TL;DR: Everything goes wrong, basically. Like, really, really wrong.
Our villains discovered Ok-nyeo’s ginseng trade deal was actually a farce, which left our heroes with far too much of a perishable product and nowhere to sell it to. And here I had thought that this was going to be our heroes’ final scheme to take down Nan-jung’s trading company; instead, it brought our heroes close to panic.
Luckily for them, a Chekov’s Gun reappeared just in time to save them. Remember alllll the way back when Tae-won was heading to Ming to try to do some trade deals? Remember the guy who helped him out so he could return triumphant with silk and such? Yeah, he’s back, and he conveniently wants ginseng. I can’t even be mad about this miraculous change in fortune for our heroes because this character (and his trading relationship with Tae-won) was established about eighty billion years ago. Well played, Flower in Prison. Well played.

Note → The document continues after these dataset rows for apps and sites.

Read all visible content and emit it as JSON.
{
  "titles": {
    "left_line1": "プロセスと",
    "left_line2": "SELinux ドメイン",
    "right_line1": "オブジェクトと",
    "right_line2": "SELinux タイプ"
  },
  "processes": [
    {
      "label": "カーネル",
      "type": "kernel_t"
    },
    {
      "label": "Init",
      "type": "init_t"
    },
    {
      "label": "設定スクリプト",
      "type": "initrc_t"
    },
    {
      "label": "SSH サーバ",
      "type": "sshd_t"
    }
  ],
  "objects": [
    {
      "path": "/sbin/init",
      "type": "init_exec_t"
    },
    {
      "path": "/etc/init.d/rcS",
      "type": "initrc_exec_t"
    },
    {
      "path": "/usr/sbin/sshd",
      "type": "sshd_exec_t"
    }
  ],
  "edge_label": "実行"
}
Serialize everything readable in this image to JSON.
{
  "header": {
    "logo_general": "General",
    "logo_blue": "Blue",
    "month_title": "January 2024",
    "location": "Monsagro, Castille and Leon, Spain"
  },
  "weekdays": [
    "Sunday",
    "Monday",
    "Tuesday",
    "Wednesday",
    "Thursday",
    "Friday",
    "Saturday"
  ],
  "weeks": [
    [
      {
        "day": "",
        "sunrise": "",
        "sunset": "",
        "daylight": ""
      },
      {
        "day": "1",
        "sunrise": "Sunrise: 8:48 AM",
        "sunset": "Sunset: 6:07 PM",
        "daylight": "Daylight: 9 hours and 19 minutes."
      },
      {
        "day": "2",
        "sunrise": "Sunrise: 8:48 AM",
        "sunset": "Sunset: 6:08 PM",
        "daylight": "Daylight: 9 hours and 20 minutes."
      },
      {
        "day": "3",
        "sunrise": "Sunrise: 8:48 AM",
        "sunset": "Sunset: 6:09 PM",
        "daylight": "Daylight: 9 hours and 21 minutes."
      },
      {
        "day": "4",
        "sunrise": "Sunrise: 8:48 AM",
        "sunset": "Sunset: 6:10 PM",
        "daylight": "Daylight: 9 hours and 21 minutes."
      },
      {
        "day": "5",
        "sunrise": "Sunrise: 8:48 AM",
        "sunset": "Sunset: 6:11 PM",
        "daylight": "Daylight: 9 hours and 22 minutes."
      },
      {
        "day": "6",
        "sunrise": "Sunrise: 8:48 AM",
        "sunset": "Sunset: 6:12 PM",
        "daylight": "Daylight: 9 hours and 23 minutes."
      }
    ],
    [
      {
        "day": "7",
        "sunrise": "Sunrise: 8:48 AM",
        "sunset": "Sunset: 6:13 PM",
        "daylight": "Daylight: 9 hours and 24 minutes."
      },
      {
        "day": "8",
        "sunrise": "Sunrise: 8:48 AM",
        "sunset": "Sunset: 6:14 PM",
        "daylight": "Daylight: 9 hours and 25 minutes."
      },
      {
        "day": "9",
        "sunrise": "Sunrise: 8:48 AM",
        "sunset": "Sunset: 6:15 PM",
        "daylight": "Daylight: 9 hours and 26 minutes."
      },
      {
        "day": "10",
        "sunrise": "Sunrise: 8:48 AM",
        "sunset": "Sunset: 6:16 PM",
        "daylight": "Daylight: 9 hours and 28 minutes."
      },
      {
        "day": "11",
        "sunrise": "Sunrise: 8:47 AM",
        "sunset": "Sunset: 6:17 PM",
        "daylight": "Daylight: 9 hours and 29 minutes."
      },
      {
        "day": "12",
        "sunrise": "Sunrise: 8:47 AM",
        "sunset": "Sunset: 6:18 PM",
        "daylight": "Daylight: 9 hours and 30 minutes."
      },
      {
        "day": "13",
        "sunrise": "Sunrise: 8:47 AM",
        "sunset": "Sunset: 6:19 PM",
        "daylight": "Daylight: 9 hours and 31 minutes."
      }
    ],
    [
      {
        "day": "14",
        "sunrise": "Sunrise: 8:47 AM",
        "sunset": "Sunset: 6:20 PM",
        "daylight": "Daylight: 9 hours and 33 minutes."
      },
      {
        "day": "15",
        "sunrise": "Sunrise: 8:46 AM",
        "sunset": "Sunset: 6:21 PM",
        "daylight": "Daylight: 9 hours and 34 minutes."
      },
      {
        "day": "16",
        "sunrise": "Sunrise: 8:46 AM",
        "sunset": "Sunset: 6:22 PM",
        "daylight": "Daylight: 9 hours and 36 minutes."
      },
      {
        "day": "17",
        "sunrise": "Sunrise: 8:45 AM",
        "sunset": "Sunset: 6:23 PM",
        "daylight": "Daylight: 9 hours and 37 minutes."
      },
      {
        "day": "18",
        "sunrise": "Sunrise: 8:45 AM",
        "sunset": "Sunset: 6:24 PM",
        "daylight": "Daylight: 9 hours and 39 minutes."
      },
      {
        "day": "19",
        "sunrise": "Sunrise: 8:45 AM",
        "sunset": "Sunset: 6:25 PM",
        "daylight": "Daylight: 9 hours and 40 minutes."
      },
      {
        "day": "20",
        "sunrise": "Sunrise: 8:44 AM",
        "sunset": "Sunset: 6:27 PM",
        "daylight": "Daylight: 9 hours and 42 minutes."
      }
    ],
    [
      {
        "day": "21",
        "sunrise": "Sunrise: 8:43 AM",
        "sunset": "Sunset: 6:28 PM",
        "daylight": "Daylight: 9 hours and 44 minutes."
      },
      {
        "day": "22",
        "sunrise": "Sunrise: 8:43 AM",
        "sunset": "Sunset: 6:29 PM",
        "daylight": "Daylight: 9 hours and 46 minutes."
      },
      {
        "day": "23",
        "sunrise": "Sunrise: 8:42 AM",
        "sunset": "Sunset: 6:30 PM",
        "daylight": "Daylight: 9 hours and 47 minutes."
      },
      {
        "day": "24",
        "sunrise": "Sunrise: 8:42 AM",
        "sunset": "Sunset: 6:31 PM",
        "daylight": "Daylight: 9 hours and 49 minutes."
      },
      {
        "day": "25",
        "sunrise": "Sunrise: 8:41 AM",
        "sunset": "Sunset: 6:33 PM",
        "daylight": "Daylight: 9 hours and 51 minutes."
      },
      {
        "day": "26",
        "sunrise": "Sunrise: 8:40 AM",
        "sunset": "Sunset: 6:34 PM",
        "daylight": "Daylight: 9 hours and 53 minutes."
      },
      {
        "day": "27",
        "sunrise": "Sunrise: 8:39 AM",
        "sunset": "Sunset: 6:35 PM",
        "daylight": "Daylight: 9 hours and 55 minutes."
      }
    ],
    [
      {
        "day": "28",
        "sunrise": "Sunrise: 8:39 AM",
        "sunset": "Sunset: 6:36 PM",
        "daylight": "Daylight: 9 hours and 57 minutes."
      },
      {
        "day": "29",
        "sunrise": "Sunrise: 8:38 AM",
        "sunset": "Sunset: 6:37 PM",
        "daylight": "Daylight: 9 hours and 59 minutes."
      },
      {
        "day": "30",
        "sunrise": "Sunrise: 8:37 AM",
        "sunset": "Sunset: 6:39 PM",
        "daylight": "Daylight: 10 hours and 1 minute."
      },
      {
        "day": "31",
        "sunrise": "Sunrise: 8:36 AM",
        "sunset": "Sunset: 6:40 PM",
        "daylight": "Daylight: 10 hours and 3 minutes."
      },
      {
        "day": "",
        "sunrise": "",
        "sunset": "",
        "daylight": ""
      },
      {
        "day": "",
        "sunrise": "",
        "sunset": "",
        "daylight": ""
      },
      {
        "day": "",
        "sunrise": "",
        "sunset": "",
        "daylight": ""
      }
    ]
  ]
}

Honestly, though, this show has kept its shit together far better than some 16-episoders I could name. I am constantly impressed by the show’s ability to keep track of its unresolved plot points, minor characters, and Chekov’s Armory. The last four episodes are shaping up to be a focused, orchestrated takedown of the villains, and that’s so much better than some other messes I’ve watched.
In another disaster area, the villains are hot on the trail of Ok-nyeo’s true identity. Their kidnapping, torture, and murder spree was rather impressive, but I’d expect no less from Nan-jung and her allies. Even though I was irritated that we never got a good reason for Su-ok’s rash decision to go to the market, which directly led to current events, I’m still sad that she was murdered in the end. Her dying words about not being able to face Gab-ee because of her failures nearly made me tear up.
Thank goodness that Myungjong agreed with Ok-nyeo about the need to dig into past events. With so many of his allies at stake right now, it’s far past time for Myungjong to expose the slaughter of the previous king’s palace ladies, even if it means his mother gets caught up in it. They got away with the systematic murder of dozens of women for twenty years; you’re just going to have to accept the fact that a good portion of your family are monsters and need to be taken down. Sorry.
I’m crossing my fingers that Ok-nyeo gets to reveal her heritage to Myungjong instead of someone else beating her to the punch. He got to choose when to appear to her as the king; I hope she gets to prove to him that she is his sister, not someone else.
For one brief moment, I thought that we were going to make good progress with Ok-nyeo and Tae-won’s romance. It started off great—it was sweet that Tae-won still asked whether or not he could protect Ok-nyeo and that she gave permission for it—and we even got a little hug. But then things took a turn for the incredibly awkward when Tae-won overheard Sun-ho address Ok-nyeo as a princess.
On the one hand, I get that it’s a huge shock to discover the woman you’re in love with is actually royalty, especially since you’re just a noble’s bastard son. The chances of you being a suitable suitor for her would be basically zero (if you weren’t the hero and she weren’t the heroine), and you’ve definitely been way too informal with her the entire time you’ve known her.
On the other hand, please listen to what Ok-nyeo is saying. You fell in love with her when she was a poor, orphaned nobody. She doesn’t want the distance of formality between you. I’m sure once the shock has worn off you’ll do some proper groveling and the king would totally approve of your marriage as our happily-ever-after bit.
And while they’re not technically narrative disasters for our heroes, there were two things that really irritated me in these episodes. The first is Jong-geum and her quest to get pregnant because apparently she never was. I’m just…really tired of her plot, honestly. (How did she get rid of the blood on her blankets without anyone noticing?) The only good thing about it is that we get to see Nan-jung tackle a potential threat to her place in the household. Otherwise, it gets repetitive and boring fast since Jong-geum is treated as a comedic character 99% of the time. Why couldn’t her plot have been taken seriously? I’d love to see how the tensions between a wife and a concubine could play out when both are equal players.
The thing that irritated the hell out of me, though, was the drunken one-night-stand-turned-sexual-blackmail between Officer Yang and the bar lady. Especially since it’s supposed to be funny, her threatening to tell his boss that he seduced a widow under pretense of marriage. I haven’t ever been a fan of their interactions—men shitting on older women’s looks just isn’t my cup of tea—but this was beyond gross. If they end up together, I’m going to throw things.
By the Numbers
- DTRs: 1
- Fight scenes: 2
- Private armies: 1
- People tortured: 3
- People kidnapped: 5
- Territorial displays: 1
- Bechdel Test: 44 episodes passed